A FORMIDABLE CAST
Danish director Thomas Vinterberg (The Celebration) is blessed with a savvy, bright-eyed, endearing, yet sturdy Bathsheba in the form of Carey Mulligan — an actress who has fully matured past her adorable ingénue phase and brings pluck, passion, and an honorable demeanor to the central role. She’s near irresistible on camera. Furthermore, Mulligan is in fine company when it comes to her co-stars.
Belgian actor Matthias Schoenaerts is rough hewn and steadfast as simple, noble sheep farmer Gabriel Oaks who loves Bathsheba and cannot match her assets and marry her after he encounters a run of bad luck, but dedicates himself to her. Michael Sheen delivers his typically spot-on performance as William Boldwood, Bathsheba’s wealthy, decent, socially awkward neighbor — an older man whose marriage proposal comes off as less than enticing. And Tom Sturridge is the swaggering, opportunistic, and handsome soldier with a checkered past, Sergeant Troy, who manages to dazzle and entice Bathsheba, regardless of her wary nature.
It’s worth a ticket just to see Mulligan going toe-to-toe with Sheen and matching the inevitable emotional complexity of his acting. They’re two standouts among the ongoing flow of exceptional actors from the U.K., and they do not disappoint here. But Mulligan also brings it opposite Schoenaerts and, especially, Sturridge’s ne’r-do-well as his conniving, callow side surfaces.
How will this love rectangle untangle? Who, if anyone, shall win her hand? Will Bathsheba make it as a landowner and farmer? All of these questions are answered in good time with a diligent, loving, and respectful approach that honors the source and, as far as the cinematography goes, conjures up an appropriately rural, murky, wind-swept setting.
Far from the Madding Crowd opens May 1 at the Embarcadero Center Cinema.
THE VIDEO OPTION

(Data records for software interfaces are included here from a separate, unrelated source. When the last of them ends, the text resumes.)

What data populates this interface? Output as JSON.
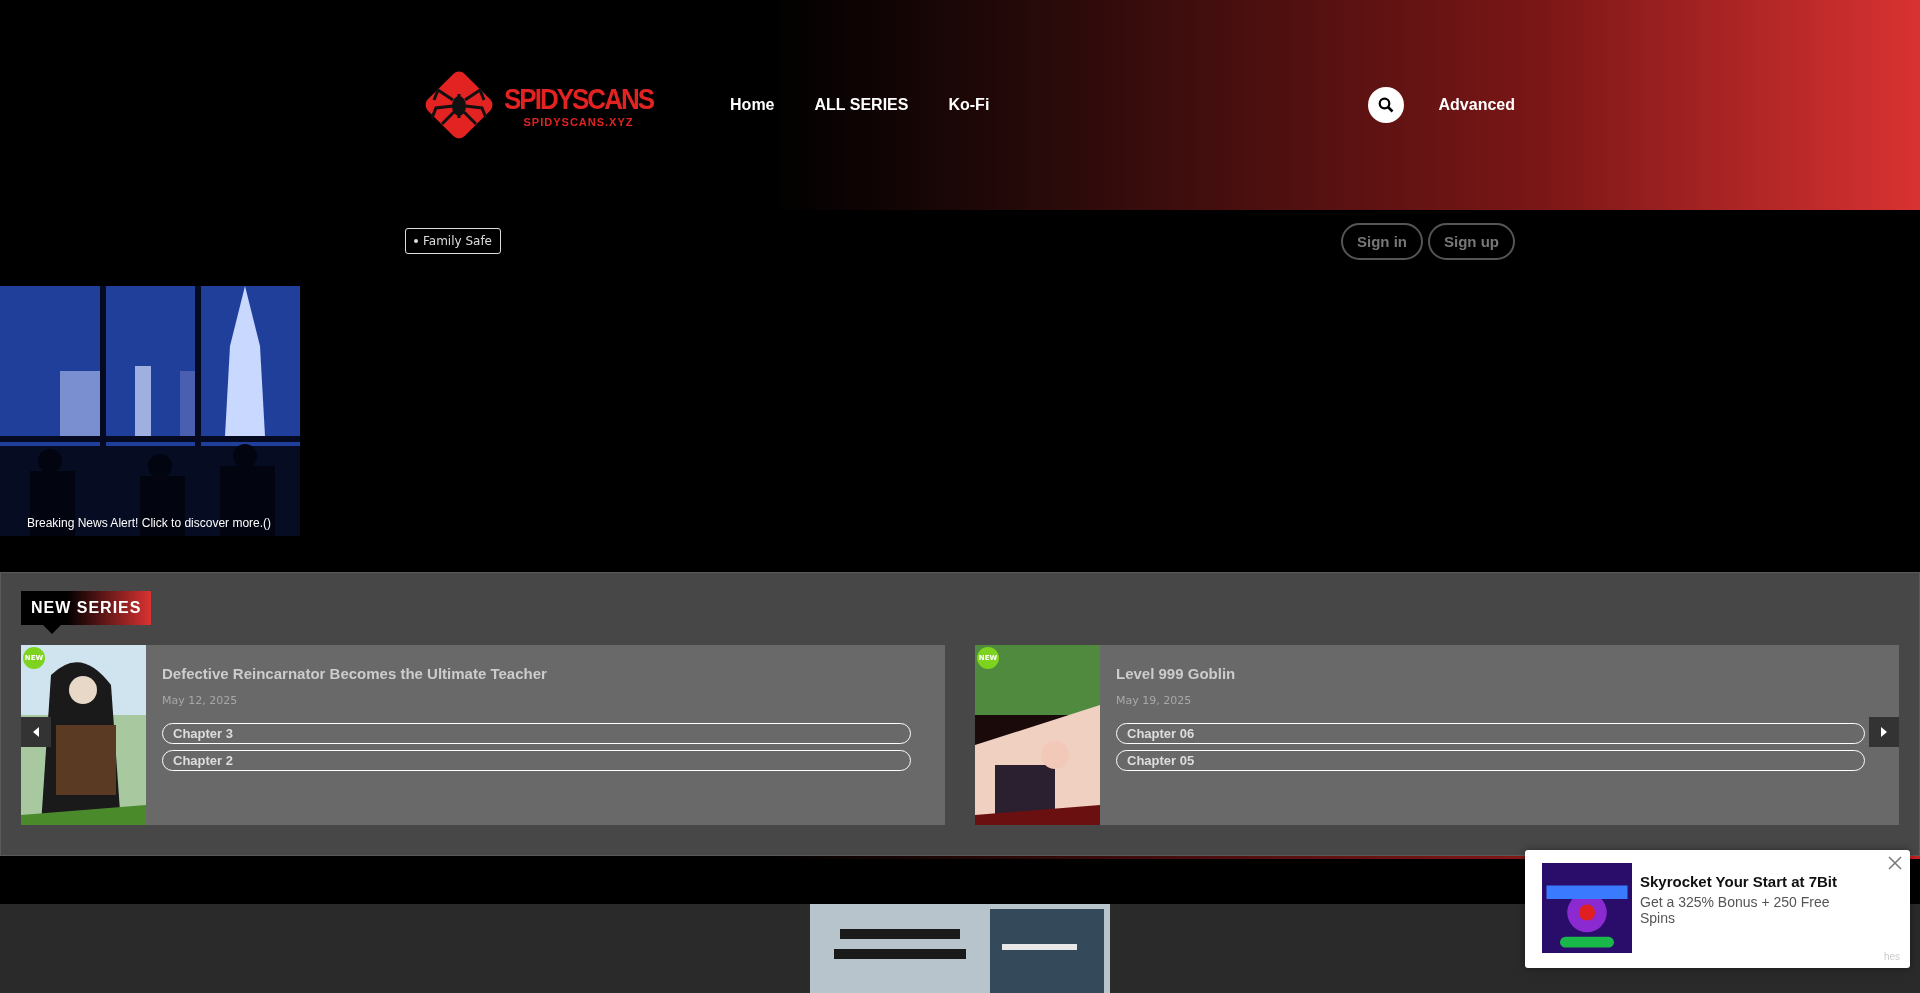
{
  "header": {
    "logo": {
      "name": "SPIDYSCANS",
      "domain": "SPIDYSCANS.XYZ"
    },
    "nav": [
      "Home",
      "ALL SERIES",
      "Ko-Fi"
    ],
    "advanced": "Advanced"
  },
  "subbar": {
    "badge": "Family Safe",
    "auth": [
      "Sign in",
      "Sign up"
    ]
  },
  "news_ad": {
    "caption": "Breaking News Alert! Click to discover more.()"
  },
  "new_series": {
    "heading": "NEW SERIES",
    "items": [
      {
        "title": "Defective Reincarnator Becomes the Ultimate Teacher",
        "date": "May 12, 2025",
        "badge": "NEW",
        "chapters": [
          "Chapter 3",
          "Chapter 2"
        ]
      },
      {
        "title": "Level 999 Goblin",
        "date": "May 19, 2025",
        "badge": "NEW",
        "chapters": [
          "Chapter 06",
          "Chapter 05"
        ]
      }
    ]
  },
  "popup": {
    "title": "Skyrocket Your Start at 7Bit",
    "body": "Get a 325% Bonus + 250 Free Spins",
    "tag": "hes"
  }
}
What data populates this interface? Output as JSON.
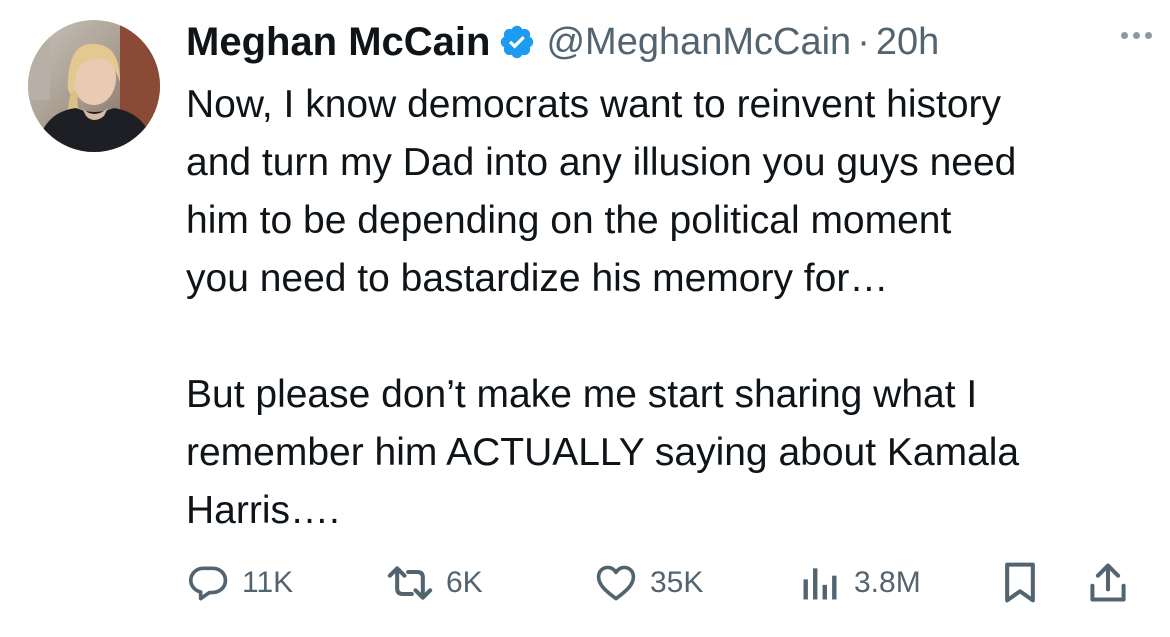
{
  "tweet": {
    "display_name": "Meghan McCain",
    "handle": "@MeghanMcCain",
    "separator": "·",
    "time": "20h",
    "verified_icon": "verified-badge-icon",
    "more_icon": "more-options-icon",
    "body_paragraph_1": "Now, I know democrats want to reinvent history and turn my Dad into any illusion you guys need him to be depending on the political moment you need to bastardize his memory for…",
    "body_paragraph_2": "But please don’t make me start sharing what I remember him ACTUALLY saying about Kamala Harris….",
    "line_1": "Now, I know democrats want to reinvent history",
    "line_2": "and turn my Dad into any illusion you guys need",
    "line_3": "him to be depending on the political moment",
    "line_4": "you need to bastardize his memory for…",
    "line_5": "But please don’t make me start sharing what I",
    "line_6": "remember him ACTUALLY saying about Kamala",
    "line_7": "Harris…."
  },
  "actions": {
    "replies": {
      "icon": "reply-icon",
      "count": "11K"
    },
    "reposts": {
      "icon": "repost-icon",
      "count": "6K"
    },
    "likes": {
      "icon": "heart-icon",
      "count": "35K"
    },
    "views": {
      "icon": "views-chart-icon",
      "count": "3.8M"
    },
    "bookmark": {
      "icon": "bookmark-icon"
    },
    "share": {
      "icon": "share-icon"
    }
  },
  "colors": {
    "text_primary": "#0f1419",
    "text_secondary": "#536471",
    "verified_blue": "#1d9bf0",
    "background": "#ffffff"
  }
}
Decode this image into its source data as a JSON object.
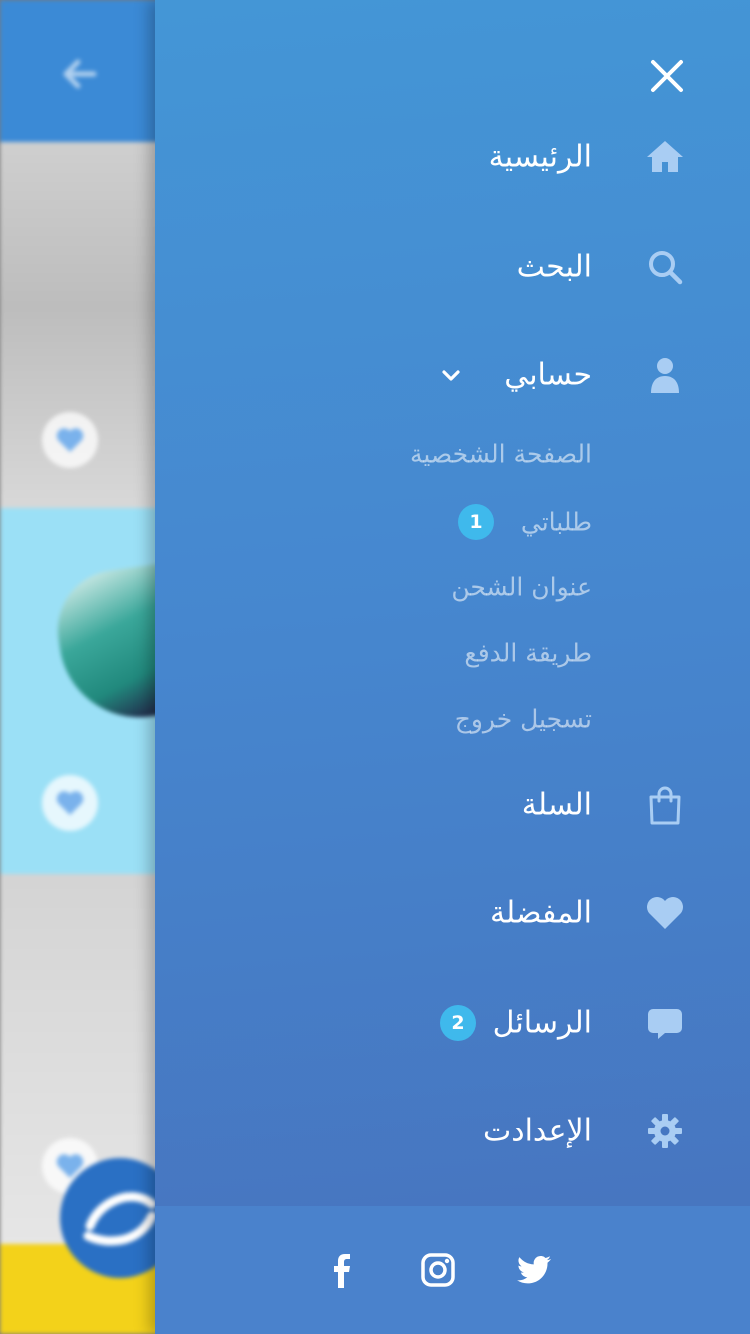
{
  "background": {
    "back_icon": "arrow-left-icon",
    "fab_icon": "app-logo-icon"
  },
  "drawer": {
    "close_icon": "close-icon",
    "menu": [
      {
        "label": "الرئيسية",
        "icon": "home-icon"
      },
      {
        "label": "البحث",
        "icon": "search-icon"
      },
      {
        "label": "حسابي",
        "icon": "user-icon",
        "expanded": true
      }
    ],
    "account_submenu": [
      {
        "label": "الصفحة الشخصية"
      },
      {
        "label": "طلباتي",
        "badge": "1"
      },
      {
        "label": "عنوان الشحن"
      },
      {
        "label": "طريقة الدفع"
      },
      {
        "label": "تسجيل خروج"
      }
    ],
    "menu_after": [
      {
        "label": "السلة",
        "icon": "shopping-bag-icon"
      },
      {
        "label": "المفضلة",
        "icon": "heart-icon"
      },
      {
        "label": "الرسائل",
        "icon": "chat-bubble-icon",
        "badge": "2"
      },
      {
        "label": "الإعدادت",
        "icon": "gear-icon"
      }
    ],
    "social": [
      "facebook-icon",
      "instagram-icon",
      "twitter-icon"
    ]
  },
  "colors": {
    "drawer_top": "#4496d6",
    "drawer_bottom": "#4772bd",
    "badge": "#3fb9ec",
    "footer": "#4a82cc"
  }
}
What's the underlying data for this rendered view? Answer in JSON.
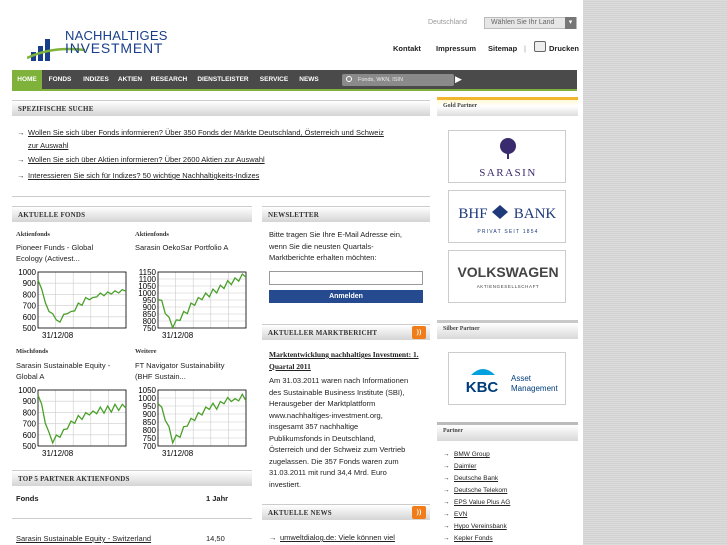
{
  "brand": {
    "line1": "NACHHALTIGES",
    "line2": "INVESTMENT",
    "color": "#1a3f8a",
    "accent": "#7fb23b"
  },
  "country": {
    "label": "Deutschland",
    "select_value": "Wählen Sie Ihr Land"
  },
  "toplinks": {
    "kontakt": "Kontakt",
    "impressum": "Impressum",
    "sitemap": "Sitemap",
    "separator": "|",
    "drucken": "Drucken"
  },
  "nav": {
    "items": [
      "HOME",
      "FONDS",
      "INDIZES",
      "AKTIEN",
      "RESEARCH",
      "DIENSTLEISTER",
      "SERVICE",
      "NEWS"
    ],
    "search_placeholder": "Fonds, WKN, ISIN",
    "go": "▶"
  },
  "search_section": {
    "title": "SPEZIFISCHE SUCHE",
    "links": [
      "Wollen Sie sich über Fonds informieren? Über 350 Fonds der Märkte Deutschland, Österreich und Schweiz",
      "zur Auswahl",
      "Wollen Sie sich über Aktien informieren? Über 2600 Aktien zur Auswahl",
      "Interessieren Sie sich für Indizes? 50 wichtige Nachhaltigkeits-Indizes"
    ]
  },
  "funds": {
    "title": "AKTUELLE FONDS",
    "items": [
      {
        "category": "Aktienfonds",
        "name1": "Pioneer Funds - Global",
        "name2": "Ecology (Activest...",
        "yticks": [
          "1000",
          "900",
          "800",
          "700",
          "600",
          "500"
        ],
        "xlabel": "31/12/08"
      },
      {
        "category": "Aktienfonds",
        "name1": "Sarasin OekoSar Portfolio A",
        "name2": "",
        "yticks": [
          "1150",
          "1100",
          "1050",
          "1000",
          "950",
          "900",
          "850",
          "800",
          "750"
        ],
        "xlabel": "31/12/08"
      },
      {
        "category": "Mischfonds",
        "name1": "Sarasin Sustainable Equity -",
        "name2": "Global A",
        "yticks": [
          "1000",
          "900",
          "800",
          "700",
          "600",
          "500"
        ],
        "xlabel": "31/12/08"
      },
      {
        "category": "Weitere",
        "name1": "FT Navigator Sustainability",
        "name2": "(BHF Sustain...",
        "yticks": [
          "1050",
          "1000",
          "950",
          "900",
          "850",
          "800",
          "750",
          "700"
        ],
        "xlabel": "31/12/08"
      }
    ]
  },
  "top5": {
    "title": "TOP 5 PARTNER AKTIENFONDS",
    "col_fonds": "Fonds",
    "col_year": "1 Jahr",
    "rows": [
      {
        "name": "Sarasin Sustainable Equity - Switzerland",
        "value": "14,50"
      }
    ]
  },
  "newsletter": {
    "title": "NEWSLETTER",
    "text": [
      "Bitte tragen Sie Ihre E-Mail Adresse ein,",
      "wenn Sie die neusten Quartals-",
      "Marktberichte erhalten möchten:"
    ],
    "button": "Anmelden"
  },
  "market_report": {
    "title": "AKTUELLER MARKTBERICHT",
    "headline": [
      "Marktentwicklung nachhaltiges Investment: 1.",
      "Quartal 2011"
    ],
    "body": [
      "Am 31.03.2011 waren nach Informationen",
      "des Sustainable Business Institute (SBI),",
      "Herausgeber der Marktplattform",
      "www.nachhaltiges-investment.org,",
      "insgesamt 357 nachhaltige",
      "Publikumsfonds in Deutschland,",
      "Österreich und der Schweiz zum Vertrieb",
      "zugelassen. Die 357 Fonds waren zum",
      "31.03.2011 mit rund 34,4 Mrd. Euro",
      "investiert."
    ]
  },
  "news": {
    "title": "AKTUELLE NEWS",
    "first": "umweltdialog.de: Viele können viel"
  },
  "sidebar": {
    "gold_title": "Gold Partner",
    "silver_title": "Silber Partner",
    "partner_title": "Partner",
    "logos": {
      "sarasin": "SARASIN",
      "bhf1": "BHF",
      "bhf2": "BANK",
      "bhf_sub": "PRIVAT SEIT 1854",
      "vw": "VOLKSWAGEN",
      "vw_sub": "AKTIENGESELLSCHAFT",
      "kbc": "KBC",
      "kbc_sub1": "Asset",
      "kbc_sub2": "Management"
    },
    "partners": [
      "BMW Group",
      "Daimler",
      "Deutsche Bank",
      "Deutsche Telekom",
      "EPS Value Plus AG",
      "EVN",
      "Hypo Vereinsbank",
      "Kepler Fonds"
    ]
  }
}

My favorite cinematic creation inspired by Hardy’s darkly romantic fiction is actually one step and decades removed from the original tome. Tamara Drewe, directed by Stephen Frears of Dangerous Liaisons and My Beautiful Launderette fame, is a 2010 charmer based on a graphic novel by Posy Simmonds, which in turn was based on Far from the Madding Crowd.
The differences? Tamara Drewe is set in modern times, and, even if its main characters, plot, and socially astute sensibilities are reflections of those conjured by Hardy, it’s as much a satirical comedy as a tale of a feisty woman facing romantic trials. Bathsheba is reimagined as London newspaper columnist Tamara (Gemma Arterton) who inherits and returns to her late parents’ rustic home with plans to sell it. She reconnects with her girlhood crush, a farmhand (Luke Evans) who serves as this film’s Gabriel; is hit on by its Boldwood, an older, married best-selling novelist (Roger Allam) who’s running a nearby writers’ retreat with his wife; and falls for a latter-day equivalent to the dashing Sergeant Troy, a rock drummer (Dominic Cooper) with voracious appetites and questionable morals. Its affection for its protagonist and her struggles and its blithe skewering of human foibles would probably please Hardy if he were around to see Tamara Drewe. For whatever reason, it received next to no play in U.S. theaters. No matter. Today, we can watch it via a variety of platforms: DVD, VOD, and others. You’d be wise to seek it out.
It’s a treat.